The Pursuit of Mechanical Perfection

Mechanically-powered watches have never achieved the consistent, nearly 100% accuracy that is found in electronic movements. Most first-time buyers are unaware of this fact.

“I spent $5,000 on a watch that can’t even keep time properly!?!”

That’s absolutely right. The first lesson of buying a luxury watch: a $20 digital Casio is going to keep much better time and require far less maintenance than a $20,000 automatic Audemars Piguet. The average mechanical watch is expected to gain or lose up to 10 seconds per day. Depending on the brand and how well the watch is maintained, most mechanical watches will require servicing or repair every 3-5 years. This is simply the nature of mechanical movements. With Swiss luxury watches, you’re not paying for the accuracy. You’re paying for the name, the prestige, and the craftsmanship of world-class mechanical watchmaking.

In a rather facetious manner, our friends over at Chronocentric address this common complaint:

“While some people desire wristwatches with extremely high accuracy over long periods of time, it is seldom for any reason besides personal satisfaction. The few professions that depend on precision time synchronization (such as astronomy, global navigation, train scheduling, and broadcasting) base their operations on high precision time sources, not consumer wristwatches. Ultimately, if you are living so close to the edge that having your watch off perfect time by less than a minute bothers you or otherwise throws your life into disarray, you probably need less caffeine and a vacation!”

shutterstock_221218690There’s a fine line between fondness and addiction!

Since mechanical watchmaking is so painstakingly difficult and tedious, the cost of manufacture is high. There have been recent attempts at making mechanical movements more affordable by removing the human component in the manufacturing process, however, a vast majority of mechanical watchmaking is still carried out by watchmakers. Only the best, most prestigious, and successful watchmakers invest their resources into making the most accurate mechanical movements. The top two competitors in the game are Rolex and Omega.

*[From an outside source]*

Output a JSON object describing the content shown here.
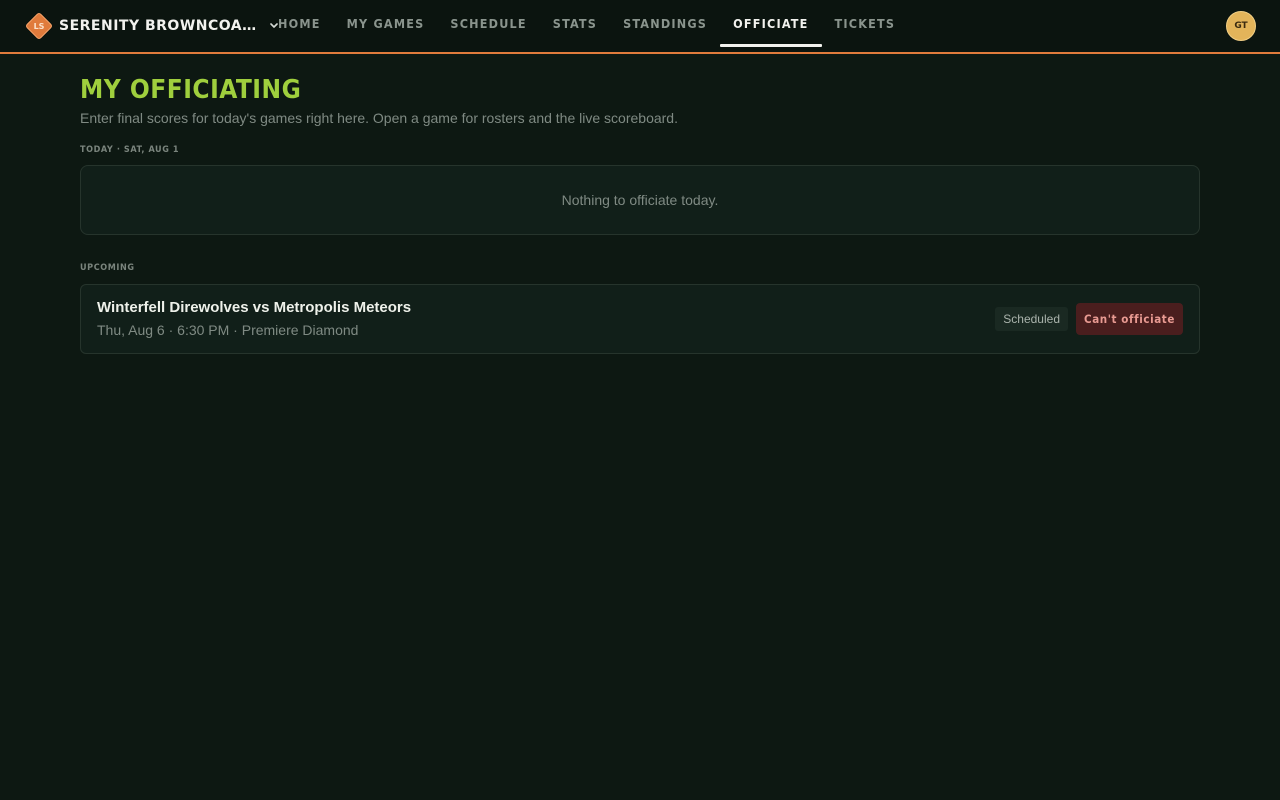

Rolex’s newest movements feature their infamous stamp that reads: “Superlative Chronometer Officially Certified”. This certification involves testing through the Swiss Chronometer Testing Institute (Contrôle Officiel Suisse des Chronomètres – COSC) and an in-house, rather secretive form of testing. Watches bearing this description boast an astounding + or – 2 seconds per day. This is unheard of in an automatic or manual winding movement. With this feat, Rolex currently holds the world record for most accurate mechanical watch movement to-date.

unknown-22The Rolex Oyster Perpetual 39 114300

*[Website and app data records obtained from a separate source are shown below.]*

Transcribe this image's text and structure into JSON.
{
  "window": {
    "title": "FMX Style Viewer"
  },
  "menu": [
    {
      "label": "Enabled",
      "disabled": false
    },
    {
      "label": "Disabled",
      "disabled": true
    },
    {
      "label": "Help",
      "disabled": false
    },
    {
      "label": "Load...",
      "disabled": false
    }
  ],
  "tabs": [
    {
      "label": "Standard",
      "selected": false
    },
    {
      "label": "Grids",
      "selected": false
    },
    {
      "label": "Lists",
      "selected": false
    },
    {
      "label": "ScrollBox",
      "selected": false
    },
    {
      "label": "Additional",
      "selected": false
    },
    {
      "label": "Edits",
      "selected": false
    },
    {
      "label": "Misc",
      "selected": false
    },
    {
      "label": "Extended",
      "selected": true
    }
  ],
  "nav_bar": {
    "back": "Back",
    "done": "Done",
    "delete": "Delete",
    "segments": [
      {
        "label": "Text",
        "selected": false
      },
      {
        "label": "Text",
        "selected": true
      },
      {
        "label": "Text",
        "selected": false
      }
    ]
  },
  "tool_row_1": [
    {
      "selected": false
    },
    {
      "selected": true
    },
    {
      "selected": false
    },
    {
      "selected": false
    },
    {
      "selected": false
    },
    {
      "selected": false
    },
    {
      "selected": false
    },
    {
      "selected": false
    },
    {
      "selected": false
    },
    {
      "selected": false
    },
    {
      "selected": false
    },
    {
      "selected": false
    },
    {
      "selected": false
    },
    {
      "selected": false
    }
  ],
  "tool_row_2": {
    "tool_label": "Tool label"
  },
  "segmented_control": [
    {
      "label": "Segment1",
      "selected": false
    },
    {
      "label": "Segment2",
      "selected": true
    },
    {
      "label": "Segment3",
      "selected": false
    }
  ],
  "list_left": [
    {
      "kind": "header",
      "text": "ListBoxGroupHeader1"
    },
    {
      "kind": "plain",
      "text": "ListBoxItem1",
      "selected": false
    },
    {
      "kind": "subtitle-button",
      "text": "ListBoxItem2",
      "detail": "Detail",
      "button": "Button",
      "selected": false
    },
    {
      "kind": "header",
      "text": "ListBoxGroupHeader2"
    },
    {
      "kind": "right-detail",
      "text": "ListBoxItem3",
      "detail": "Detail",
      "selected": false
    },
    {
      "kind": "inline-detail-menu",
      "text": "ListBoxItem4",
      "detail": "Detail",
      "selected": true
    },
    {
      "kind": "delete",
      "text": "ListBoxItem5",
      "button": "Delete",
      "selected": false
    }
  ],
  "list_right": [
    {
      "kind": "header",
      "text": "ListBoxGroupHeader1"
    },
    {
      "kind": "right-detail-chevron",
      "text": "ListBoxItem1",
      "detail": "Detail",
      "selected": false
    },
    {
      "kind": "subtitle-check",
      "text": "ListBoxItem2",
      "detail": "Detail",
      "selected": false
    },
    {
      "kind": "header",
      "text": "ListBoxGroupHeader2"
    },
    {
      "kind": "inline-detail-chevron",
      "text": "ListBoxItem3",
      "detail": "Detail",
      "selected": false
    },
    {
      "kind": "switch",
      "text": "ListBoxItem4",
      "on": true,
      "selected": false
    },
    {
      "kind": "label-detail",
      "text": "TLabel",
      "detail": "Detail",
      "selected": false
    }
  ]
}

Not to be outclassed, Omega has ventured into it’s newest horological innovation: the Master Chronometer movement. These movements, in addition to being certified through the COSC, are also certified by Swiss Federal Institute for Metrology (METAS) – a government agency dedicated to the scientific study of measurement. While Chronometer certification certifies the accuracy of each movement design, the METAS certification certifies the accuracy, water resistance, and anti-magnetic resistance of each individual timepiece. The process is so meticulous that you can even verify your individual watch’s test results on Omega’s website. Although Omega hasn’t broken the world record for the most accurate mechanical movement, they’ve done just about everything else you could ask for in the quality assurance department.

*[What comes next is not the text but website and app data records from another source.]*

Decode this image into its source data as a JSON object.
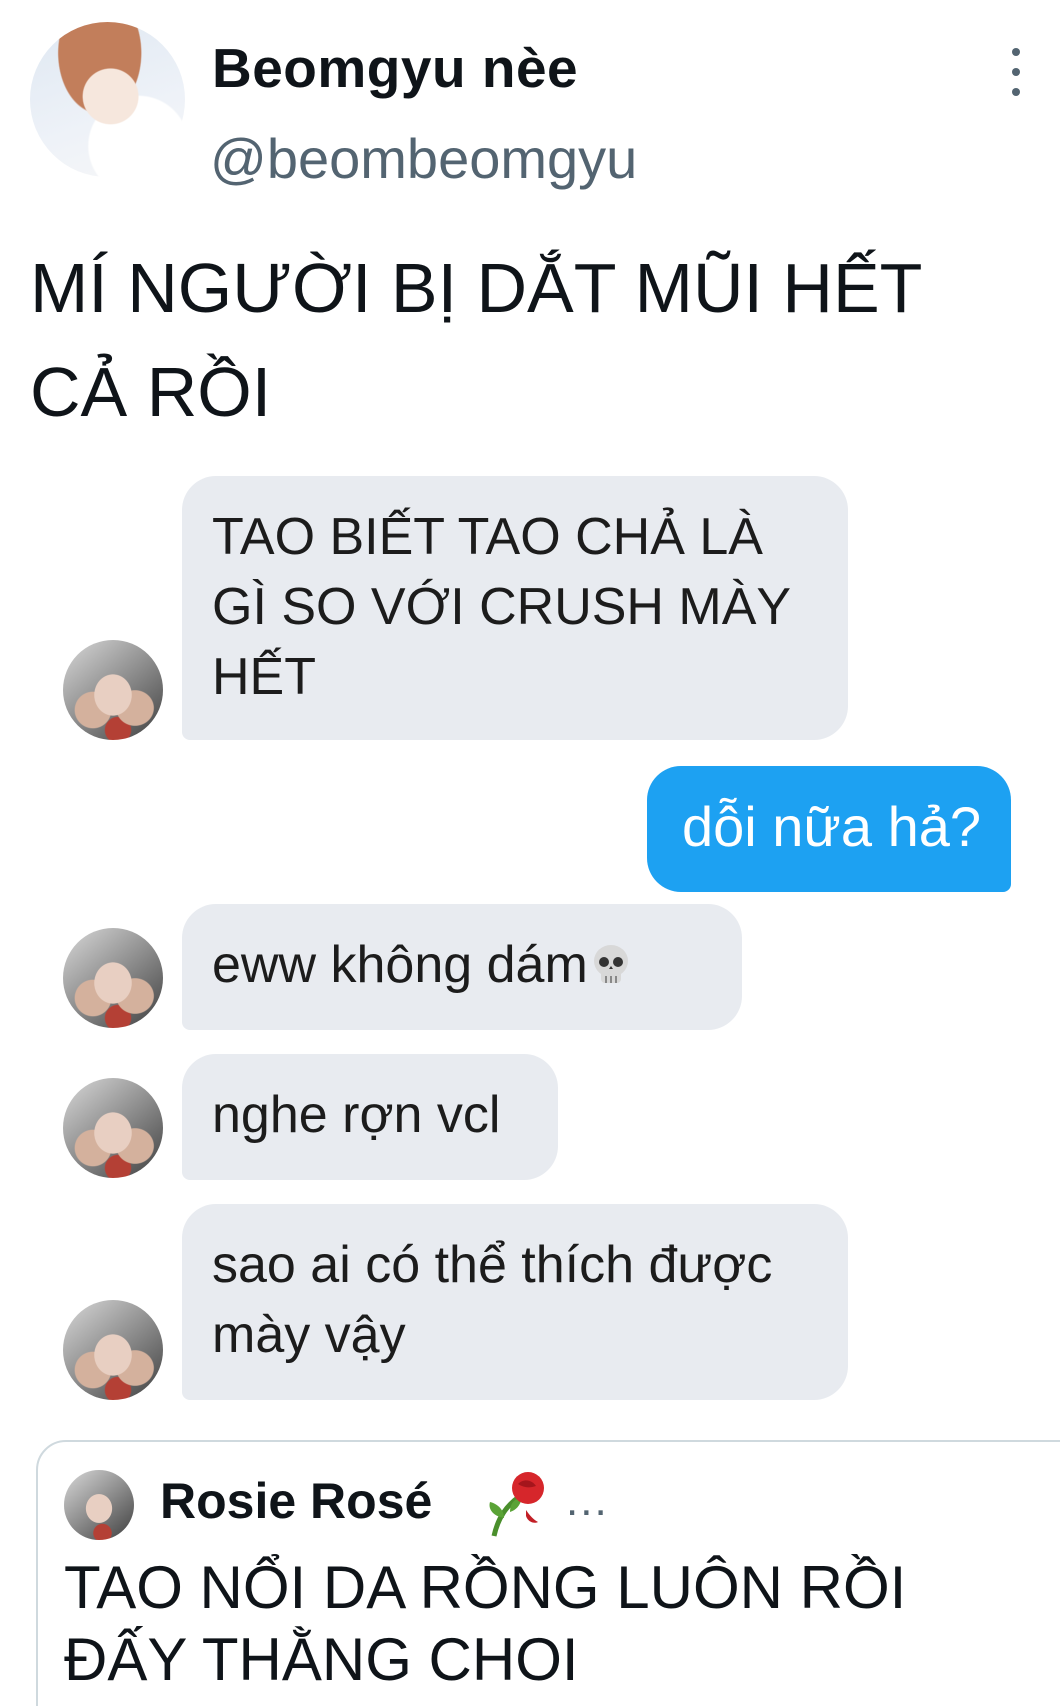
{
  "tweet": {
    "display_name": "Beomgyu nèe",
    "handle": "@beombeomgyu",
    "text": "MÍ NGƯỜI BỊ DẮT MŨI HẾT CẢ RỒI"
  },
  "chat": {
    "messages": [
      {
        "side": "left",
        "text": "TAO BIẾT TAO CHẢ LÀ GÌ SO VỚI CRUSH MÀY HẾT"
      },
      {
        "side": "right",
        "text": "dỗi nữa hả?"
      },
      {
        "side": "left",
        "text": "eww không dám",
        "trailing_icon": "skull-emoji"
      },
      {
        "side": "left",
        "text": "nghe rợn vcl"
      },
      {
        "side": "left",
        "text": "sao ai có thể thích được mày vậy"
      }
    ]
  },
  "quoted_tweet": {
    "display_name": "Rosie Rosé",
    "name_icon": "wilted-rose-emoji",
    "truncation": "...",
    "text": "TAO NỔI DA RỒNG LUÔN RỒI ĐẤY THẰNG CHOI"
  },
  "colors": {
    "sent_bubble": "#1da1f2",
    "received_bubble": "#e8ebf0",
    "secondary_text": "#536471"
  }
}
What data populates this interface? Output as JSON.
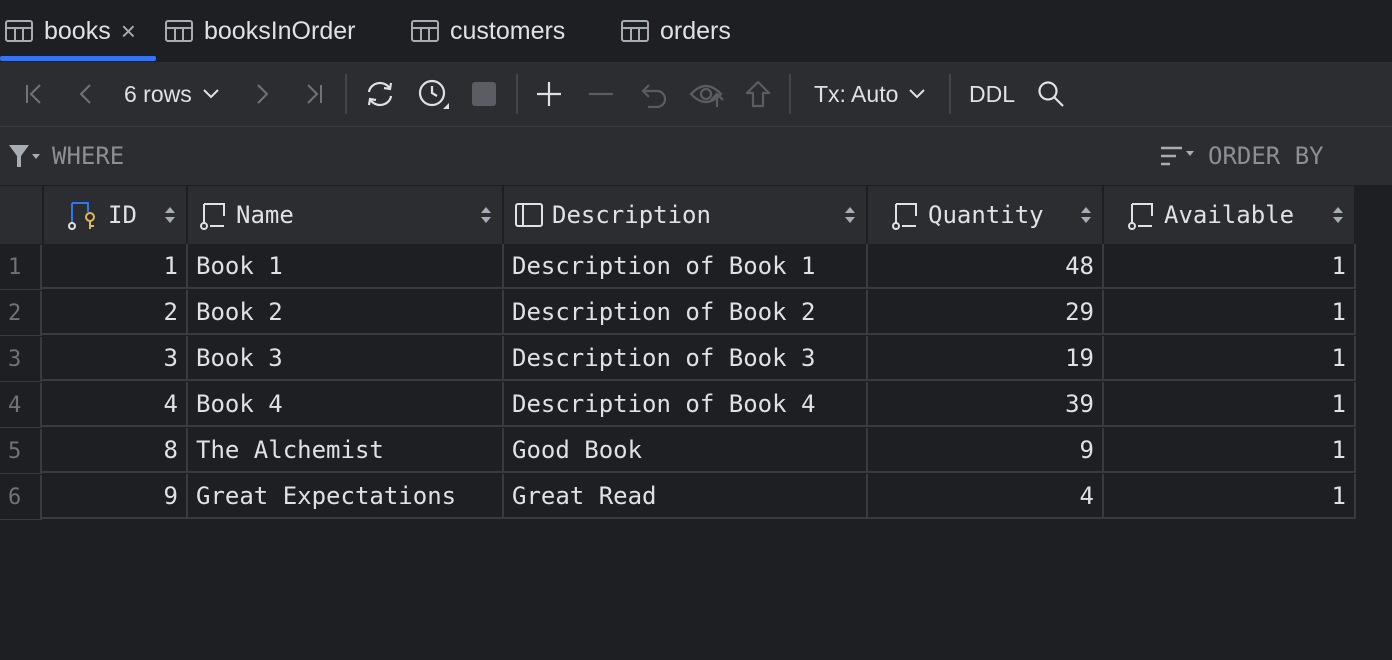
{
  "tabs": [
    {
      "label": "books",
      "icon": "table-icon",
      "active": true
    },
    {
      "label": "booksInOrder",
      "icon": "table-icon"
    },
    {
      "label": "customers",
      "icon": "table-icon"
    },
    {
      "label": "orders",
      "icon": "table-icon"
    }
  ],
  "toolbar": {
    "rows_label": "6 rows",
    "tx_label": "Tx: Auto",
    "ddl_label": "DDL"
  },
  "filter": {
    "where_label": "WHERE",
    "order_label": "ORDER BY"
  },
  "colors": {
    "accent": "#3574f0",
    "background": "#1e1f22",
    "panel": "#2b2d30",
    "key_icon": "#e2b75b"
  },
  "columns": [
    "ID",
    "Name",
    "Description",
    "Quantity",
    "Available"
  ],
  "rows": [
    {
      "num": "1",
      "id": "1",
      "name": "Book 1",
      "description": "Description of Book 1",
      "quantity": "48",
      "available": "1"
    },
    {
      "num": "2",
      "id": "2",
      "name": "Book 2",
      "description": "Description of Book 2",
      "quantity": "29",
      "available": "1"
    },
    {
      "num": "3",
      "id": "3",
      "name": "Book 3",
      "description": "Description of Book 3",
      "quantity": "19",
      "available": "1"
    },
    {
      "num": "4",
      "id": "4",
      "name": "Book 4",
      "description": "Description of Book 4",
      "quantity": "39",
      "available": "1"
    },
    {
      "num": "5",
      "id": "8",
      "name": "The Alchemist",
      "description": "Good Book",
      "quantity": "9",
      "available": "1"
    },
    {
      "num": "6",
      "id": "9",
      "name": "Great Expectations",
      "description": "Great Read",
      "quantity": "4",
      "available": "1"
    }
  ]
}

Omega-Globemaster-Co-Axial-Master-Chronometer-hands-on-aBlogtoWatch-08The Omega Constellation Globemaster

Interested in buying (showing off) some of the best timepieces the world has to offer? You can find our Rolex and Omega specials at the links below!

Rolex Specials

Omega Specials